▸ **Exercise requirements**
Go through the entries below and tally the lines containing the string "시그니처"; report only the tally.

── Extracted information ──

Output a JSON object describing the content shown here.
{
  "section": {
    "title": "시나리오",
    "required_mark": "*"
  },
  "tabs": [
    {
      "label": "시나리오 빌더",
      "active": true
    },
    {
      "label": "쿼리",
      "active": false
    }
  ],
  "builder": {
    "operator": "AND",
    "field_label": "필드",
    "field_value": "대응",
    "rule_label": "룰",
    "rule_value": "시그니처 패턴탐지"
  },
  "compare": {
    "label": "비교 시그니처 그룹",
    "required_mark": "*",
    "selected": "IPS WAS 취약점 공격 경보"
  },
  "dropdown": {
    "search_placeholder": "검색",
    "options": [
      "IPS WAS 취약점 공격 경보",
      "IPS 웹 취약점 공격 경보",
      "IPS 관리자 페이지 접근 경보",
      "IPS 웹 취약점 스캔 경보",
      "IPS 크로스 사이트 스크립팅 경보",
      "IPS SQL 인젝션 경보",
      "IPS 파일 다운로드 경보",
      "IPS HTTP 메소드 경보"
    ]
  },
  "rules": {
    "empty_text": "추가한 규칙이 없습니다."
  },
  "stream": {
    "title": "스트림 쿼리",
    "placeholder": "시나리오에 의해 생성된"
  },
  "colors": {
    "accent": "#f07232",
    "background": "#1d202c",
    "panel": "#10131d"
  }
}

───

▸ **Task result**
2